Review copy courtesy of Netgalley and the publisher AND the NYPL's Outdoor Reading Room.
On the faded Island Books sign hanging over the porch of the Victorian cottage is the motto "No Man Is an Island; Every Book Is a World." A. J. Fikry, the irascible owner, is about to discover just what that truly means.
A. J. Fikry’s life is not at all what he expected it to be. His wife has died, his bookstore is experiencing the worst sales in its history, and now his prized possession, a rare collection of Poe poems, has been stolen. Slowly but surely, he is isolating himself from all the people of Alice Island—from Lambiase, the well-intentioned police officer who’s always felt kindly toward Fikry; from Ismay, his sister-in-law who is hell-bent on saving him from his dreary self; from Amelia, the lovely and idealistic (if eccentric) Knightley Press sales rep who keeps on taking the ferry over to Alice Island, refusing to be deterred by A.J.’s bad attitude. Even the books in his store have stopped holding pleasure for him. These days, A.J. can only see them as a sign of a world that is changing too rapidly. And then a mysterious package appears at the bookstore. It’s a small package, but large in weight. It’s that unexpected arrival that gives A. J. Fikry the opportunity to make his life over, the ability to see everything anew. It doesn’t take long for the locals to notice the change overcoming A.J.; or for that determined sales rep, Amelia, to see her curmudgeonly client in a new light; or for the wisdom of all those books to become again the lifeblood of A.J.’s world; or for everything to twist again into a version of his life that he didn’t see coming. As surprising as it is moving, The Storied Life of A. J. Fikryis an unforgettable tale of transformation and second chances, an irresistible affirmation of why we read, and why we love.
I spent much of yesterday afternoon reading The Storied Life of A.J. Fikry on a lounge chair in front of the NY Public Library in the new Summer Outdoor Reading Room.

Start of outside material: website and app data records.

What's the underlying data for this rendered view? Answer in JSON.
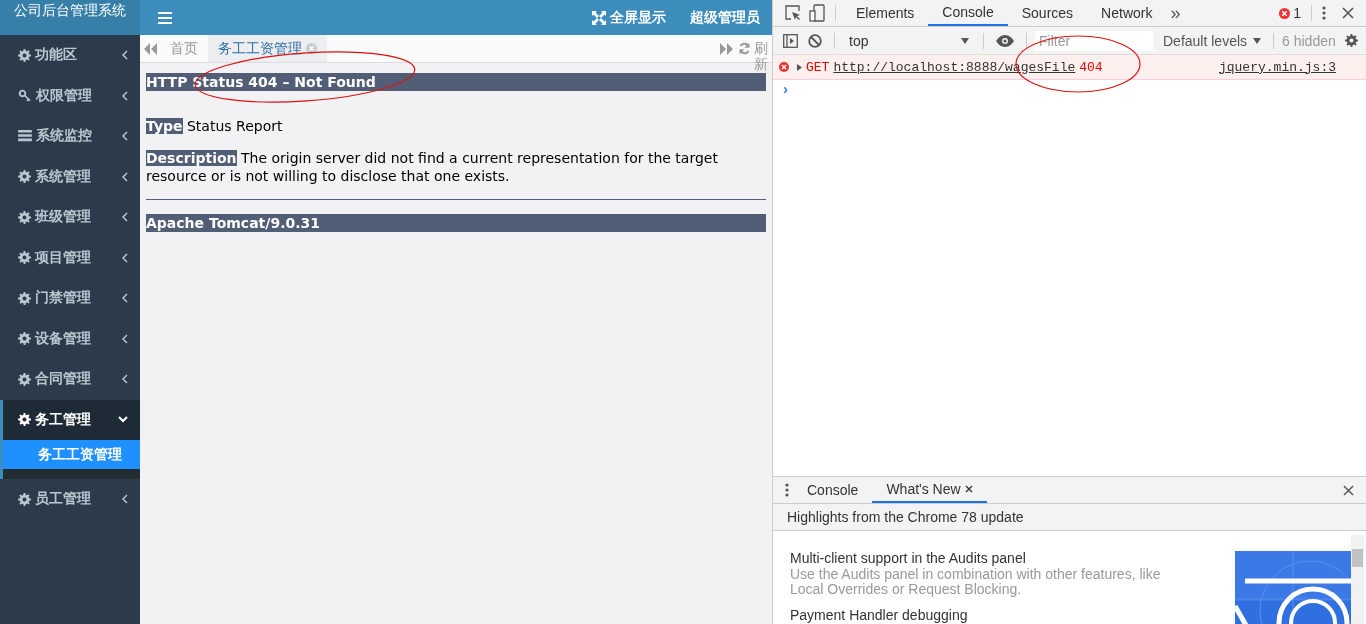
{
  "app": {
    "logo": "公司后台管理系统",
    "toolbar": [
      {
        "kind": "fullscreen",
        "label": "全屏显示"
      },
      {
        "kind": "user",
        "label": "超级管理员"
      }
    ],
    "sidebar": {
      "items": [
        {
          "label": "功能区",
          "expanded": false
        },
        {
          "label": "权限管理",
          "expanded": false
        },
        {
          "label": "系统监控",
          "expanded": false
        },
        {
          "label": "系统管理",
          "expanded": false
        },
        {
          "label": "班级管理",
          "expanded": false
        },
        {
          "label": "项目管理",
          "expanded": false
        },
        {
          "label": "门禁管理",
          "expanded": false
        },
        {
          "label": "设备管理",
          "expanded": false
        },
        {
          "label": "合同管理",
          "expanded": false
        },
        {
          "label": "务工管理",
          "expanded": true,
          "children": [
            {
              "label": "务工工资管理",
              "selected": true
            }
          ]
        },
        {
          "label": "员工管理",
          "expanded": false
        }
      ]
    },
    "tabs": [
      {
        "label": "首页",
        "selected": false,
        "closable": false
      },
      {
        "label": "务工工资管理",
        "selected": true,
        "closable": true
      }
    ],
    "refresh": "刷新",
    "page": {
      "title": "HTTP Status 404 – Not Found",
      "fields": [
        {
          "label": "Type",
          "text": "Status Report"
        },
        {
          "label": "Description",
          "text": "The origin server did not find a current representation for the target resource or is not willing to disclose that one exists."
        }
      ],
      "footer": "Apache Tomcat/9.0.31"
    }
  },
  "devtools": {
    "tabs": [
      {
        "label": "Elements",
        "selected": false
      },
      {
        "label": "Console",
        "selected": true
      },
      {
        "label": "Sources",
        "selected": false
      },
      {
        "label": "Network",
        "selected": false
      }
    ],
    "more": "»",
    "error_count": "1",
    "console_toolbar": {
      "context": "top",
      "filter_placeholder": "Filter",
      "levels": "Default levels",
      "hidden": "6 hidden"
    },
    "messages": [
      {
        "method": "GET",
        "url": "http://localhost:8888/wagesFile",
        "status": "404",
        "source": "jquery.min.js:3"
      }
    ],
    "prompt": "›",
    "drawer": {
      "tabs": [
        {
          "label": "Console",
          "selected": false,
          "closable": false
        },
        {
          "label": "What's New",
          "selected": true,
          "closable": true
        }
      ],
      "banner": "Highlights from the Chrome 78 update",
      "items": [
        {
          "title": "Multi-client support in the Audits panel",
          "text": "Use the Audits panel in combination with other features, like Local Overrides or Request Blocking."
        },
        {
          "title": "Payment Handler debugging"
        }
      ]
    }
  }
}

Weather permitting, the Outdoor Reading Room is open daily (except Sundays) from 10 am - 7 pm. The NYPL's Outdoor Reading Room by the lions at the Stephen Schwartzman research library on 5th Avenue, is a quiet oasis in Midtown. Most people were reading. #ireadeverywhere I do remember hearing a young girl bargaining with her mother - she was willing to leave after two more books and if they could come back the next day. Now is as good time as any to spread the word that thanks to an anonymous donor, donations to the NYPL will be matched dollar for dollar from today until July 10 all donations to the NYPL will be matched by an anonymous donor.
Back to The Storied Life of A.J. Fikry. It's a book that I'd wanted to read for some time. The young sales agent of a fictional publishing house visits A.J. Fikry's bookstore, a small account on an island in New England. The first meeting doesn't go well. Fikry's gruff and rude, upset at the news that the previous sales agent had died. Amelia's warm recommendation of a memoir written by an elderly widower is pushed aside. Though Fikry later regrets his rudeness, it takes some time before he warms to the young Amelia and before he revisits the book. Fikry noticed that she was both attractive and not particularly stylish - think 90s style - and regrets his rudeness. Fikry's small bookshop barely breaks even but he does have a valuable and rare Edgar Allen Poe first edition which is stolen. Fikry stops locking his store door after the rare edition disappears. One day soon after he finds an infant left in his care. The mother leaves a note explaining her decision and asking him to care for young Mia. Against all odds, Fikry finds that caring for Mia suits him. The love and close friendship between Fikry and Mia is made the book stand out for me. Mia grows up in the bookstore, loving books, developing her way of analyzing them even before she can read. Mia lives and breathes books, not surprisingly she starts writing as well. Mia's presence proves a gift in more ways than one. Fikry becomes less isolated - the neighbors come into his shop to see Mia and they often chat and leave with a book or two. Slowly, Fikry and Mia work their magic and build a community around the bookshop. I found myself wishing I could drop by their bookshop and, failing that, wanting to become a regular at my neighborhood bookstore. Overall, The Storied Life of A.J.Fikry is a tribute to books and reading, a story of love and hope and friendship. I read the entire book while at the Outdoor Reading Room and the experience reminded me of the many things that I love about NYC.
About the Author:
Gabrielle Zevin is the author of eight novels, including Elsewhere and most recently,The Storied Life of A.J. Fikry, which is a New York Times Best Seller.